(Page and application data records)

------------

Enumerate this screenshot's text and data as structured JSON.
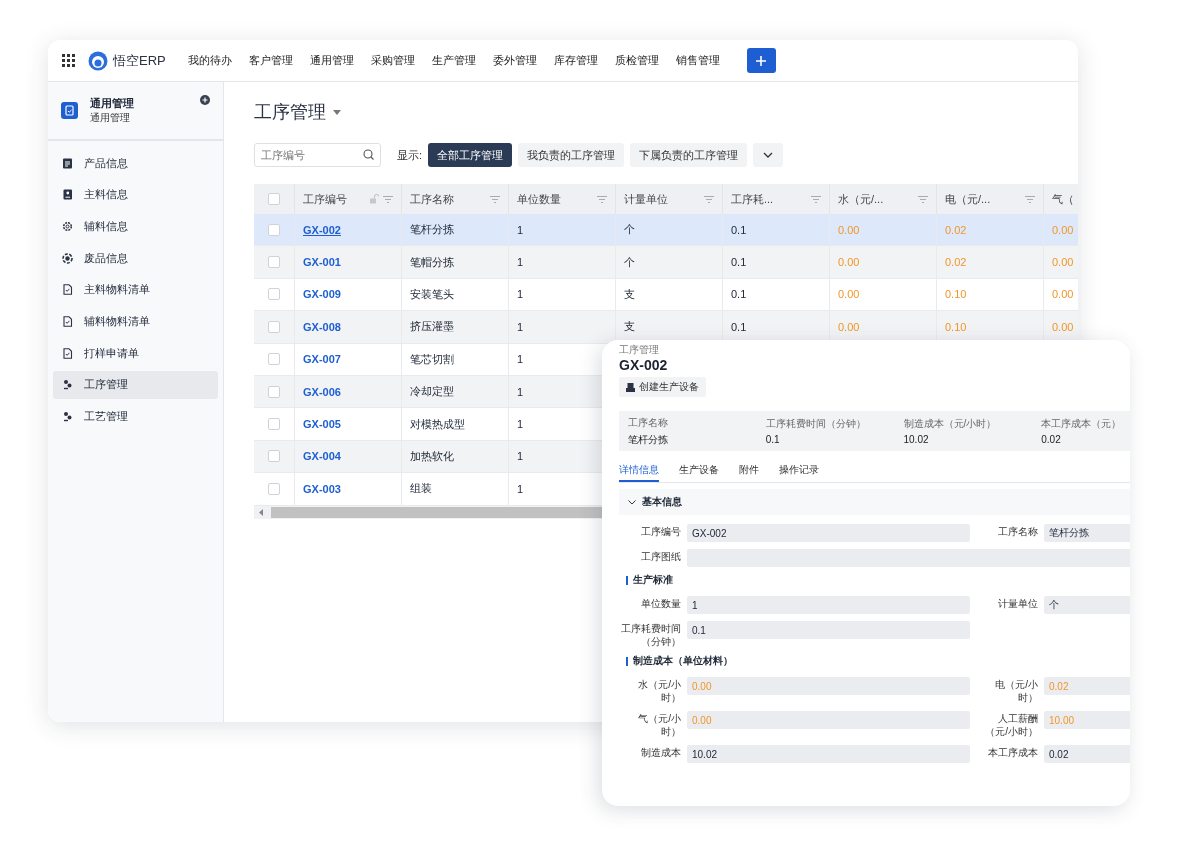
{
  "topbar": {
    "app_name": "悟空ERP",
    "nav": [
      "我的待办",
      "客户管理",
      "通用管理",
      "采购管理",
      "生产管理",
      "委外管理",
      "库存管理",
      "质检管理",
      "销售管理"
    ]
  },
  "sidebar": {
    "title": "通用管理",
    "subtitle": "通用管理",
    "items": [
      {
        "label": "产品信息",
        "selected": false
      },
      {
        "label": "主料信息",
        "selected": false
      },
      {
        "label": "辅料信息",
        "selected": false
      },
      {
        "label": "废品信息",
        "selected": false
      },
      {
        "label": "主料物料清单",
        "selected": false
      },
      {
        "label": "辅料物料清单",
        "selected": false
      },
      {
        "label": "打样申请单",
        "selected": false
      },
      {
        "label": "工序管理",
        "selected": true
      },
      {
        "label": "工艺管理",
        "selected": false
      }
    ]
  },
  "page": {
    "title": "工序管理",
    "search": {
      "placeholder": "工序编号"
    },
    "filter_label": "显示:",
    "filters": [
      {
        "label": "全部工序管理",
        "selected": true
      },
      {
        "label": "我负责的工序管理",
        "selected": false
      },
      {
        "label": "下属负责的工序管理",
        "selected": false
      }
    ]
  },
  "table": {
    "select_all": {
      "checked": false
    },
    "columns": [
      {
        "label": "工序编号",
        "kind": "link"
      },
      {
        "label": "工序名称",
        "kind": "text"
      },
      {
        "label": "单位数量",
        "kind": "text"
      },
      {
        "label": "计量单位",
        "kind": "text"
      },
      {
        "label": "工序耗...",
        "kind": "text"
      },
      {
        "label": "水（元/...",
        "kind": "cost"
      },
      {
        "label": "电（元/...",
        "kind": "cost"
      },
      {
        "label": "气（",
        "kind": "cost"
      }
    ],
    "rows": [
      {
        "selected": true,
        "checked": false,
        "cells": [
          "GX-002",
          "笔杆分拣",
          "1",
          "个",
          "0.1",
          "0.00",
          "0.02",
          "0.00"
        ]
      },
      {
        "selected": false,
        "checked": false,
        "cells": [
          "GX-001",
          "笔帽分拣",
          "1",
          "个",
          "0.1",
          "0.00",
          "0.02",
          "0.00"
        ]
      },
      {
        "selected": false,
        "checked": false,
        "cells": [
          "GX-009",
          "安装笔头",
          "1",
          "支",
          "0.1",
          "0.00",
          "0.10",
          "0.00"
        ]
      },
      {
        "selected": false,
        "checked": false,
        "cells": [
          "GX-008",
          "挤压灌墨",
          "1",
          "支",
          "0.1",
          "0.00",
          "0.10",
          "0.00"
        ]
      },
      {
        "selected": false,
        "checked": false,
        "cells": [
          "GX-007",
          "笔芯切割",
          "1"
        ]
      },
      {
        "selected": false,
        "checked": false,
        "cells": [
          "GX-006",
          "冷却定型",
          "1"
        ]
      },
      {
        "selected": false,
        "checked": false,
        "cells": [
          "GX-005",
          "对模热成型",
          "1"
        ]
      },
      {
        "selected": false,
        "checked": false,
        "cells": [
          "GX-004",
          "加热软化",
          "1"
        ]
      },
      {
        "selected": false,
        "checked": false,
        "cells": [
          "GX-003",
          "组装",
          "1"
        ]
      }
    ]
  },
  "detail": {
    "breadcrumb": "工序管理",
    "title": "GX-002",
    "action_button": "创建生产设备",
    "summary": [
      {
        "label": "工序名称",
        "value": "笔杆分拣"
      },
      {
        "label": "工序耗费时间（分钟）",
        "value": "0.1"
      },
      {
        "label": "制造成本（元/小时）",
        "value": "10.02"
      },
      {
        "label": "本工序成本（元）",
        "value": "0.02"
      }
    ],
    "tabs": [
      {
        "label": "详情信息",
        "selected": true
      },
      {
        "label": "生产设备",
        "selected": false
      },
      {
        "label": "附件",
        "selected": false
      },
      {
        "label": "操作记录",
        "selected": false
      }
    ],
    "sections": [
      {
        "title": "基本信息",
        "kind": "collapse",
        "expanded": true,
        "fields": [
          {
            "label": "工序编号",
            "value": "GX-002",
            "kind": "text"
          },
          {
            "label": "工序名称",
            "value": "笔杆分拣",
            "kind": "text"
          },
          {
            "label": "工序图纸",
            "kind": "attachment"
          }
        ]
      },
      {
        "title": "生产标准",
        "kind": "bar",
        "fields": [
          {
            "label": "单位数量",
            "value": "1",
            "kind": "text"
          },
          {
            "label": "计量单位",
            "value": "个",
            "kind": "text"
          },
          {
            "label": "工序耗费时间（分钟）",
            "value": "0.1",
            "kind": "text"
          }
        ]
      },
      {
        "title": "制造成本（单位材料）",
        "kind": "bar",
        "fields": [
          {
            "label": "水（元/小时）",
            "value": "0.00",
            "kind": "cost"
          },
          {
            "label": "电（元/小时）",
            "value": "0.02",
            "kind": "cost"
          },
          {
            "label": "气（元/小时）",
            "value": "0.00",
            "kind": "cost"
          },
          {
            "label": "人工薪酬（元/小时）",
            "value": "10.00",
            "kind": "cost"
          },
          {
            "label": "制造成本",
            "value": "10.02",
            "kind": "text"
          },
          {
            "label": "本工序成本",
            "value": "0.02",
            "kind": "text"
          }
        ]
      }
    ]
  }
}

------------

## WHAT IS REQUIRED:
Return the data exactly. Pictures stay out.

## EXERCISE RESULT:
Enumerate this screenshot's text and data as structured JSON.
{
  "topbar": {
    "app_name": "悟空ERP",
    "nav": [
      "我的待办",
      "客户管理",
      "通用管理",
      "采购管理",
      "生产管理",
      "委外管理",
      "库存管理",
      "质检管理",
      "销售管理"
    ]
  },
  "sidebar": {
    "title": "通用管理",
    "subtitle": "通用管理",
    "items": [
      {
        "label": "产品信息",
        "selected": false
      },
      {
        "label": "主料信息",
        "selected": false
      },
      {
        "label": "辅料信息",
        "selected": false
      },
      {
        "label": "废品信息",
        "selected": false
      },
      {
        "label": "主料物料清单",
        "selected": false
      },
      {
        "label": "辅料物料清单",
        "selected": false
      },
      {
        "label": "打样申请单",
        "selected": false
      },
      {
        "label": "工序管理",
        "selected": true
      },
      {
        "label": "工艺管理",
        "selected": false
      }
    ]
  },
  "page": {
    "title": "工序管理",
    "search": {
      "placeholder": "工序编号"
    },
    "filter_label": "显示:",
    "filters": [
      {
        "label": "全部工序管理",
        "selected": true
      },
      {
        "label": "我负责的工序管理",
        "selected": false
      },
      {
        "label": "下属负责的工序管理",
        "selected": false
      }
    ]
  },
  "table": {
    "select_all": {
      "checked": false
    },
    "columns": [
      {
        "label": "工序编号",
        "kind": "link"
      },
      {
        "label": "工序名称",
        "kind": "text"
      },
      {
        "label": "单位数量",
        "kind": "text"
      },
      {
        "label": "计量单位",
        "kind": "text"
      },
      {
        "label": "工序耗...",
        "kind": "text"
      },
      {
        "label": "水（元/...",
        "kind": "cost"
      },
      {
        "label": "电（元/...",
        "kind": "cost"
      },
      {
        "label": "气（",
        "kind": "cost"
      }
    ],
    "rows": [
      {
        "selected": true,
        "checked": false,
        "cells": [
          "GX-002",
          "笔杆分拣",
          "1",
          "个",
          "0.1",
          "0.00",
          "0.02",
          "0.00"
        ]
      },
      {
        "selected": false,
        "checked": false,
        "cells": [
          "GX-001",
          "笔帽分拣",
          "1",
          "个",
          "0.1",
          "0.00",
          "0.02",
          "0.00"
        ]
      },
      {
        "selected": false,
        "checked": false,
        "cells": [
          "GX-009",
          "安装笔头",
          "1",
          "支",
          "0.1",
          "0.00",
          "0.10",
          "0.00"
        ]
      },
      {
        "selected": false,
        "checked": false,
        "cells": [
          "GX-008",
          "挤压灌墨",
          "1",
          "支",
          "0.1",
          "0.00",
          "0.10",
          "0.00"
        ]
      },
      {
        "selected": false,
        "checked": false,
        "cells": [
          "GX-007",
          "笔芯切割",
          "1"
        ]
      },
      {
        "selected": false,
        "checked": false,
        "cells": [
          "GX-006",
          "冷却定型",
          "1"
        ]
      },
      {
        "selected": false,
        "checked": false,
        "cells": [
          "GX-005",
          "对模热成型",
          "1"
        ]
      },
      {
        "selected": false,
        "checked": false,
        "cells": [
          "GX-004",
          "加热软化",
          "1"
        ]
      },
      {
        "selected": false,
        "checked": false,
        "cells": [
          "GX-003",
          "组装",
          "1"
        ]
      }
    ]
  },
  "detail": {
    "breadcrumb": "工序管理",
    "title": "GX-002",
    "action_button": "创建生产设备",
    "summary": [
      {
        "label": "工序名称",
        "value": "笔杆分拣"
      },
      {
        "label": "工序耗费时间（分钟）",
        "value": "0.1"
      },
      {
        "label": "制造成本（元/小时）",
        "value": "10.02"
      },
      {
        "label": "本工序成本（元）",
        "value": "0.02"
      }
    ],
    "tabs": [
      {
        "label": "详情信息",
        "selected": true
      },
      {
        "label": "生产设备",
        "selected": false
      },
      {
        "label": "附件",
        "selected": false
      },
      {
        "label": "操作记录",
        "selected": false
      }
    ],
    "sections": [
      {
        "title": "基本信息",
        "kind": "collapse",
        "expanded": true,
        "fields": [
          {
            "label": "工序编号",
            "value": "GX-002",
            "kind": "text"
          },
          {
            "label": "工序名称",
            "value": "笔杆分拣",
            "kind": "text"
          },
          {
            "label": "工序图纸",
            "kind": "attachment"
          }
        ]
      },
      {
        "title": "生产标准",
        "kind": "bar",
        "fields": [
          {
            "label": "单位数量",
            "value": "1",
            "kind": "text"
          },
          {
            "label": "计量单位",
            "value": "个",
            "kind": "text"
          },
          {
            "label": "工序耗费时间（分钟）",
            "value": "0.1",
            "kind": "text"
          }
        ]
      },
      {
        "title": "制造成本（单位材料）",
        "kind": "bar",
        "fields": [
          {
            "label": "水（元/小时）",
            "value": "0.00",
            "kind": "cost"
          },
          {
            "label": "电（元/小时）",
            "value": "0.02",
            "kind": "cost"
          },
          {
            "label": "气（元/小时）",
            "value": "0.00",
            "kind": "cost"
          },
          {
            "label": "人工薪酬（元/小时）",
            "value": "10.00",
            "kind": "cost"
          },
          {
            "label": "制造成本",
            "value": "10.02",
            "kind": "text"
          },
          {
            "label": "本工序成本",
            "value": "0.02",
            "kind": "text"
          }
        ]
      }
    ]
  }
}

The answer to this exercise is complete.